She was dealing with the point of sale (POS) and inventory control system, which is part of check out system in that store. She carefully walked the gentleman through the procedure for ringing up a sale with a special discount. She used plain English, simple sentences, and -- wait for it -- she stopped the dialogue twice to explain WHY a certain function occurred. Those steps were out of the normal data entry work flow and she felt she needed to explain. The trainee, a middle aged man, who new his way around hardware, but not this POS system, nodded like a kid who had been asked if he wanted more ice cream. He got it, first try.
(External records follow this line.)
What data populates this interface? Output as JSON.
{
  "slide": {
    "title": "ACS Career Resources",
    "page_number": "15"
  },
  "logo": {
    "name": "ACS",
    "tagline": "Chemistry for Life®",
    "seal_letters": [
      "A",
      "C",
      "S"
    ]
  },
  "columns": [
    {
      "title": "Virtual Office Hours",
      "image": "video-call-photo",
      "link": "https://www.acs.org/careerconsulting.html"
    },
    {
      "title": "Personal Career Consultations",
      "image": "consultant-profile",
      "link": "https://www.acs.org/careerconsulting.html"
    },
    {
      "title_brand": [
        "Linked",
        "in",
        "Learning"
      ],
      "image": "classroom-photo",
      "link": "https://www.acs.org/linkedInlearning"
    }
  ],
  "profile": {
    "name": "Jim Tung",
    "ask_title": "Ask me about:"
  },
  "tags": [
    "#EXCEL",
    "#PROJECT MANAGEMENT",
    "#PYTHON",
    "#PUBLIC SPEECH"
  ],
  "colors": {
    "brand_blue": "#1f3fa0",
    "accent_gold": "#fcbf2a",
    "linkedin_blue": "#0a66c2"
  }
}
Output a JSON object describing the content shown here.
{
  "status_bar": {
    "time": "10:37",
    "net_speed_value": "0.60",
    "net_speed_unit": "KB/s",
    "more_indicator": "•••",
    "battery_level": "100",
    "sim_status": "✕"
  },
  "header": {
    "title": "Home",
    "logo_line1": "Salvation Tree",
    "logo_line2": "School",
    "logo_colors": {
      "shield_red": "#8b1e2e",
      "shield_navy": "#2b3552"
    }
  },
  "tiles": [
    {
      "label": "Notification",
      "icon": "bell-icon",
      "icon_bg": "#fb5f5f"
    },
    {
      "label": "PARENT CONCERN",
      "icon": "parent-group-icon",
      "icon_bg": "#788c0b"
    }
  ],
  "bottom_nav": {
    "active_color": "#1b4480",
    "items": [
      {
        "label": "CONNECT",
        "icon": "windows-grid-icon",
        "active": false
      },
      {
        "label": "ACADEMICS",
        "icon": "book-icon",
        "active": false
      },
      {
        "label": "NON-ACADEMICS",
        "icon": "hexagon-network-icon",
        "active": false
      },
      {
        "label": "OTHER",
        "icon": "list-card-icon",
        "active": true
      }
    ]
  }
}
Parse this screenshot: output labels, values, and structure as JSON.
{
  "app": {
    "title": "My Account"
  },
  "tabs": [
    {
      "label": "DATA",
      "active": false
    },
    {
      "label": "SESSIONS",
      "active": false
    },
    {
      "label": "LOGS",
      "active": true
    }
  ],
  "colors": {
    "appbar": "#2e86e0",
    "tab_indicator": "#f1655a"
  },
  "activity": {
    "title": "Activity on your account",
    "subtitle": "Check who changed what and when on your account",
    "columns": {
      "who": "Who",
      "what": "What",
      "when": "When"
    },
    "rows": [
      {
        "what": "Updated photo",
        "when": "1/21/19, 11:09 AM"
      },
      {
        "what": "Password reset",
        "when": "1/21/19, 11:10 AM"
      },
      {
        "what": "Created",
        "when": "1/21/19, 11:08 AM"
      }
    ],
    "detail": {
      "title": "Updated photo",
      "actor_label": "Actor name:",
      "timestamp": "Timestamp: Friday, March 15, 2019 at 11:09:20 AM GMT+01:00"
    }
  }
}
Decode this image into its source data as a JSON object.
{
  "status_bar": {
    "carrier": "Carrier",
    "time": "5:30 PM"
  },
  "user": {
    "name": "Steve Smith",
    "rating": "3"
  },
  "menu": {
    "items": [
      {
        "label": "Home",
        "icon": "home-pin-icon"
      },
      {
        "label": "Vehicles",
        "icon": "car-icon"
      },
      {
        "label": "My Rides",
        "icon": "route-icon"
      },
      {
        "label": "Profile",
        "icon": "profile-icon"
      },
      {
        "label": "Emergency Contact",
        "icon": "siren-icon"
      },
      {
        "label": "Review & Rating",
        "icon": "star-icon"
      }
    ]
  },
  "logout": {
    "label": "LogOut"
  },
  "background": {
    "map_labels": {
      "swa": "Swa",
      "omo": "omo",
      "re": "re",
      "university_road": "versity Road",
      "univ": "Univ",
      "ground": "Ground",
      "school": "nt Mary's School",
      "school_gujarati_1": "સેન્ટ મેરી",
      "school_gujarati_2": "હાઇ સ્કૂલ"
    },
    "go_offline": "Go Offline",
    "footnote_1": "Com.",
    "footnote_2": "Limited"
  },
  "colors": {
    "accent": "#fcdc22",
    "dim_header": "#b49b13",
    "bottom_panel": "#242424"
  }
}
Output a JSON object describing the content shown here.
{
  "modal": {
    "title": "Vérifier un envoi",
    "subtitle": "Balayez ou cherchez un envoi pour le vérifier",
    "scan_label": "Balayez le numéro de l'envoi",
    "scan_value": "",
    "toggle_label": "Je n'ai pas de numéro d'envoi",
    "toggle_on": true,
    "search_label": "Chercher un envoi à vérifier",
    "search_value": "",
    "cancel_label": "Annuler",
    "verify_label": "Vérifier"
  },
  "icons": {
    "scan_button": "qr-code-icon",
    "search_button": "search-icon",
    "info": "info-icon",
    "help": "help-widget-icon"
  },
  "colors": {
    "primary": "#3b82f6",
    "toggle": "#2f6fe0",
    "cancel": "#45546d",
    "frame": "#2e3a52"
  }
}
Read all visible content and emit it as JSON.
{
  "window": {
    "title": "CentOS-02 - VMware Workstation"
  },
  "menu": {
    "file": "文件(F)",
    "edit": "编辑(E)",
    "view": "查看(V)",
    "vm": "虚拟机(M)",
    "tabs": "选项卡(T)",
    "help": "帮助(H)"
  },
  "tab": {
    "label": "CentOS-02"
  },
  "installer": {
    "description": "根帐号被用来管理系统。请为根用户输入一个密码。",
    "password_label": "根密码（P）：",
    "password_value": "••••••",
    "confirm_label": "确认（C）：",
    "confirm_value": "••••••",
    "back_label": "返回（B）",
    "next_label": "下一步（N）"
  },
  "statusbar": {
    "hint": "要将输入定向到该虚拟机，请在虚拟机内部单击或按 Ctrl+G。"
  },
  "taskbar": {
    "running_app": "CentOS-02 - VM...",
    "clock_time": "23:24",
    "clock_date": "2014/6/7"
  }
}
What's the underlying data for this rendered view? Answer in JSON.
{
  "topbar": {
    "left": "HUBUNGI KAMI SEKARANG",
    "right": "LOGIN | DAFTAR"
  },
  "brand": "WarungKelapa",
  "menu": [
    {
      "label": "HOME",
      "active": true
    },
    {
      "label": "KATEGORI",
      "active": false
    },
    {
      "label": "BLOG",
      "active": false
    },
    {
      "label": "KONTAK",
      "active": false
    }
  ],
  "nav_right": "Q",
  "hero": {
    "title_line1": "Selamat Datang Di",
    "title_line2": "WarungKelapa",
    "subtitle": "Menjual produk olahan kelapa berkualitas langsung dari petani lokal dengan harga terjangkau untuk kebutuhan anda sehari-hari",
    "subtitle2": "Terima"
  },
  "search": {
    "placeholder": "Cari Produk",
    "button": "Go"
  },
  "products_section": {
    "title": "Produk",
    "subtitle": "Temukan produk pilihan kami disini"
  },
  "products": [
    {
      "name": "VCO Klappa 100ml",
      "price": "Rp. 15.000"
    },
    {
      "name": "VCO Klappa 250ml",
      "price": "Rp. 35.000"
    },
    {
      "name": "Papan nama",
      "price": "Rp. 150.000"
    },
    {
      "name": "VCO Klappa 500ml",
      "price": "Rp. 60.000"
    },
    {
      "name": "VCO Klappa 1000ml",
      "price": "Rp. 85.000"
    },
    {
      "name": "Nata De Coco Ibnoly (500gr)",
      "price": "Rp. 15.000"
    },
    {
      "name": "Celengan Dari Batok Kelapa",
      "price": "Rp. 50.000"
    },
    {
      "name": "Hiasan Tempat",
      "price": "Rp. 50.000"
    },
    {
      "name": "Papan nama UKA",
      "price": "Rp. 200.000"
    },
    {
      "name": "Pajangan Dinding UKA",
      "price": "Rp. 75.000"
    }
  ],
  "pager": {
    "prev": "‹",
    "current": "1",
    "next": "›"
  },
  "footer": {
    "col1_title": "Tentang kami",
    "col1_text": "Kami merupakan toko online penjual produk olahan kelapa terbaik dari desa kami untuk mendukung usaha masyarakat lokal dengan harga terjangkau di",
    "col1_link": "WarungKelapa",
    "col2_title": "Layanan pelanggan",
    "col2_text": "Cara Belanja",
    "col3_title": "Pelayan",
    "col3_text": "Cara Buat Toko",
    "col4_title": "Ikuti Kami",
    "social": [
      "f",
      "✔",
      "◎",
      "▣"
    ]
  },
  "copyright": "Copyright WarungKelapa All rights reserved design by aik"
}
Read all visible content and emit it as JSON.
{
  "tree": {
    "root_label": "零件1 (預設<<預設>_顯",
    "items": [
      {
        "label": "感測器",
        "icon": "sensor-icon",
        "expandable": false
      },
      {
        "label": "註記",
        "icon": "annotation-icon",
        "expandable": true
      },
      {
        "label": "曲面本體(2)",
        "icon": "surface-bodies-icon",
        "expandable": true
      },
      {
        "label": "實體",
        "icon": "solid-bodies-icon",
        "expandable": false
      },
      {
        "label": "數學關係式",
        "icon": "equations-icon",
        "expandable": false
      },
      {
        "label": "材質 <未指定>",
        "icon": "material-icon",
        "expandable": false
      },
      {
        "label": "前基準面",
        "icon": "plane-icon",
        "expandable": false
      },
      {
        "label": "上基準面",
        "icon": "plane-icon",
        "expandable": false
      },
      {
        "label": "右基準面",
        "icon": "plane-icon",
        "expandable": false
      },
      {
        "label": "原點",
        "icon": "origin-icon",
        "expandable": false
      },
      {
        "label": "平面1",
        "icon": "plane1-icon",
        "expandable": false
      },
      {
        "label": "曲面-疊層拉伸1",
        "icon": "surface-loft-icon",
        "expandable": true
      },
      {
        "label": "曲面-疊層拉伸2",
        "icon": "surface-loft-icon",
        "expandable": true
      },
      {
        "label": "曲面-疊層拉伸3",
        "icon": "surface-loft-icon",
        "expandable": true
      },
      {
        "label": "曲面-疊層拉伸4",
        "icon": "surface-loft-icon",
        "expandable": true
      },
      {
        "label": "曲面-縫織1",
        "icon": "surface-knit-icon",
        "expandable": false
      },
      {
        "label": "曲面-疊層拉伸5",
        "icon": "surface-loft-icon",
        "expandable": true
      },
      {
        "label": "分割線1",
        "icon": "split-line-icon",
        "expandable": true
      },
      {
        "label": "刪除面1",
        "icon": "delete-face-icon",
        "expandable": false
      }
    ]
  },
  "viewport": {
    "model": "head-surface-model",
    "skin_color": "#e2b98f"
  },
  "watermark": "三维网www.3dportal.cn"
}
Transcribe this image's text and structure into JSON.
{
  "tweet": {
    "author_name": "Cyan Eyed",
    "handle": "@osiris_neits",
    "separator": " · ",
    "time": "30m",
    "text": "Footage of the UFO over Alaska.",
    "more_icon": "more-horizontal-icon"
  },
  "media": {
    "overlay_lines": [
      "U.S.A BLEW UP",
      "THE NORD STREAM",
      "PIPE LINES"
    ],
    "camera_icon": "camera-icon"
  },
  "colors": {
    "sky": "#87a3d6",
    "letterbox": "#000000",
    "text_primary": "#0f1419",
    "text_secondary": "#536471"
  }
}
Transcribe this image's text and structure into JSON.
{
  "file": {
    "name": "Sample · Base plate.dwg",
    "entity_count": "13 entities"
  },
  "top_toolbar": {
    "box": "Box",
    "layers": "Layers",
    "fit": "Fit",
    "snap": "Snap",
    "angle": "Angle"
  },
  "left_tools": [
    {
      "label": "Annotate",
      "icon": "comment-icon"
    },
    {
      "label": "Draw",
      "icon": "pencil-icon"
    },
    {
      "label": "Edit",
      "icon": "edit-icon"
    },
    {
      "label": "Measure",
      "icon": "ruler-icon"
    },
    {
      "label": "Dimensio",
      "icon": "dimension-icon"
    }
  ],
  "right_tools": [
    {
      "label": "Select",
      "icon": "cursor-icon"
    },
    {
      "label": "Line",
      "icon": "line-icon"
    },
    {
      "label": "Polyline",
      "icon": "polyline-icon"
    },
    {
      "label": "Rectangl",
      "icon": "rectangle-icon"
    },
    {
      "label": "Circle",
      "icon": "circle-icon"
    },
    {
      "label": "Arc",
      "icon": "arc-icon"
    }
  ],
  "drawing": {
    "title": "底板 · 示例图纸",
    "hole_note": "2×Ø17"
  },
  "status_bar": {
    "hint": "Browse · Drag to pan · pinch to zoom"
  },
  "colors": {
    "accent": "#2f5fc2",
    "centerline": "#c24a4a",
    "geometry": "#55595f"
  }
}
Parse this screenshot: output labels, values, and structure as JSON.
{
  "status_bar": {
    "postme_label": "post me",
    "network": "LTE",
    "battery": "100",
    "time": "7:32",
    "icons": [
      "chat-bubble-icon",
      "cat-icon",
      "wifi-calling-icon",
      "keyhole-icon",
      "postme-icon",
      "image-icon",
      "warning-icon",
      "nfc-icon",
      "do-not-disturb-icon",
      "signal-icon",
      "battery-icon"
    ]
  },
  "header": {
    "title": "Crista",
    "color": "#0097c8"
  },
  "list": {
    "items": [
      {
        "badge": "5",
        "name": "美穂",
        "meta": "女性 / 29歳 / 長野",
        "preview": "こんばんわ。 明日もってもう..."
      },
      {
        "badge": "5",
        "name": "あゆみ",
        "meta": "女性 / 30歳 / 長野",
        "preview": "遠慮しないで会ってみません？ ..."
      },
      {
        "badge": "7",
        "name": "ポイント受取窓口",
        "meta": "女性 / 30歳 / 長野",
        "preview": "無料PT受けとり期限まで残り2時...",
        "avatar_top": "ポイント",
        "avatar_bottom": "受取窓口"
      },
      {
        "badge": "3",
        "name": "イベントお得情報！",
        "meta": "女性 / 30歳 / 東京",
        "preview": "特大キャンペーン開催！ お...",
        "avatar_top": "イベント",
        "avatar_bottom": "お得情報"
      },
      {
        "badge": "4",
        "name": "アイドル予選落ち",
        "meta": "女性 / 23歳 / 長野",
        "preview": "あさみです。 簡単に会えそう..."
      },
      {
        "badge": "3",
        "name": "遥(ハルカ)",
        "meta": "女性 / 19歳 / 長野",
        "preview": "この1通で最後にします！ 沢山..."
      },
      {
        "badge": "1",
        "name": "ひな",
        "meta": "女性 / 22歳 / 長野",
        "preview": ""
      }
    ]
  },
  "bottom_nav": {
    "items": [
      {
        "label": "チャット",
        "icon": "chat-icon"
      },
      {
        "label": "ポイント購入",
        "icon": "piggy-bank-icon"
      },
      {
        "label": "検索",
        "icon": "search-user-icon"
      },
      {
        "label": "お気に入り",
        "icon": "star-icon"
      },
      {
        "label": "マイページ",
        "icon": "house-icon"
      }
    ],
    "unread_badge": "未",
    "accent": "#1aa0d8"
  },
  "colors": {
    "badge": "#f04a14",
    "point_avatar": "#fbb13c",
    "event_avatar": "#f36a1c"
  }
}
After the lesson, she stepped away to help someone else, multitasking like an octopus on meth' (don't think about that image too long). She was one of those managers everyone wishes they had. I said to the trainee who was now ready to check me out, "Wow, you are learning from a great teacher."
"She sure knows her stuff," he affirmed, although I am not sure he fully appreciated what had just happened.
Too many times in the process of producing training videos or writing manuals, I have seen people go for "this is the way you do it--period" approach. They do it quickly and often with jargon the new employee doesn't understand.
What this Sears manager had learned, was to communicate clearly and with purpose. She also knew that when a person understands how and why they do something, two things happen.
Because they know why something is done it helps them retain how it is done. If you learn that unless when you punch button "A" and "B" a certain function won't occur and you will get an error before the transaction is over, it raises your consciousness about punching both buttons. If you are learning to prepare a cocktail, it is better to know why certain ingredients are added as opposed to just knowing they need to be in the drink. Why does the bartender use sea salt, instead of kosher is as important as using an ounce and a quarter of tequila.
And, I think more importantly, passing on why tidbits makes the student feel like the are really part of the team as opposed to a gopher doing rote tasks. Let's go back to the Sears store. Here is a middle aged man, under a somewhat younger female manager. No matter how good she is that could be tinder waiting for a spark in some cases. By including him in the why, a making sure he knew what she knew, he was more than willing to learn and live on.
While writing that manual or producing a video or doing live training, why might seem like a pain in the posterior, but it sure makes your job easier.
One more thing, my hero manager did give me the right parts for my chain saw. But they didn't help. It never ran again. Even my wife suggested I get a new one. So I did. Comments welcome at email@example.com